[Dataset rows describing interfaces]

• • • • •

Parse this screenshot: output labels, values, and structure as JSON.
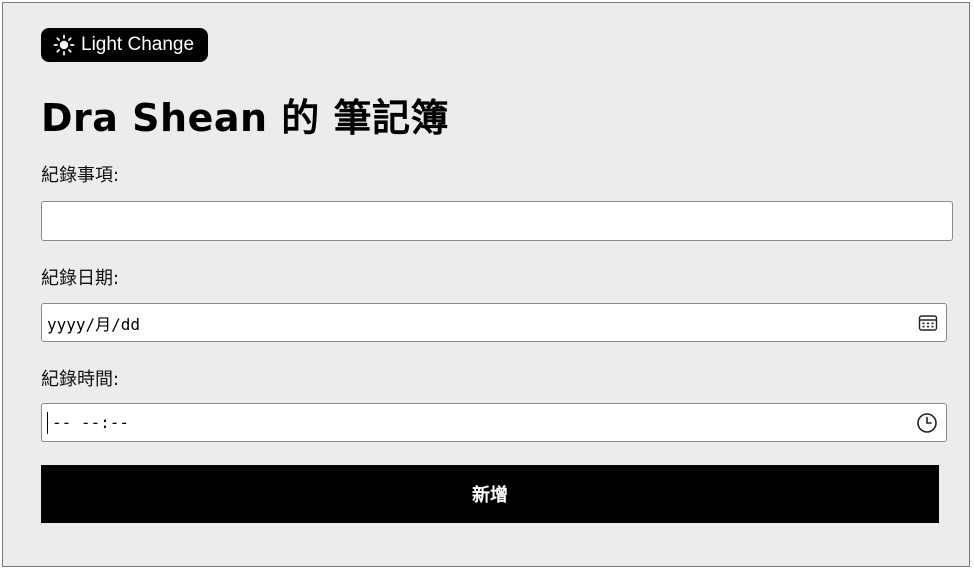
{
  "theme_toggle": {
    "label": "Light Change",
    "icon": "sun-icon"
  },
  "page": {
    "title": "Dra Shean 的 筆記簿"
  },
  "form": {
    "item": {
      "label": "紀錄事項:",
      "value": ""
    },
    "date": {
      "label": "紀錄日期:",
      "placeholder": "yyyy/月/dd",
      "icon": "calendar-icon"
    },
    "time": {
      "label": "紀錄時間:",
      "placeholder": "-- --:--",
      "icon": "clock-icon"
    },
    "submit_label": "新增"
  },
  "colors": {
    "background": "#ececec",
    "button": "#000000",
    "button_text": "#ffffff"
  }
}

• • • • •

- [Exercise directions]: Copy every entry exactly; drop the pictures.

- [Solution to the problem]:
Parse this screenshot: output labels, values, and structure as JSON.
{
  "theme_toggle": {
    "label": "Light Change",
    "icon": "sun-icon"
  },
  "page": {
    "title": "Dra Shean 的 筆記簿"
  },
  "form": {
    "item": {
      "label": "紀錄事項:",
      "value": ""
    },
    "date": {
      "label": "紀錄日期:",
      "placeholder": "yyyy/月/dd",
      "icon": "calendar-icon"
    },
    "time": {
      "label": "紀錄時間:",
      "placeholder": "-- --:--",
      "icon": "clock-icon"
    },
    "submit_label": "新增"
  },
  "colors": {
    "background": "#ececec",
    "button": "#000000",
    "button_text": "#ffffff"
  }
}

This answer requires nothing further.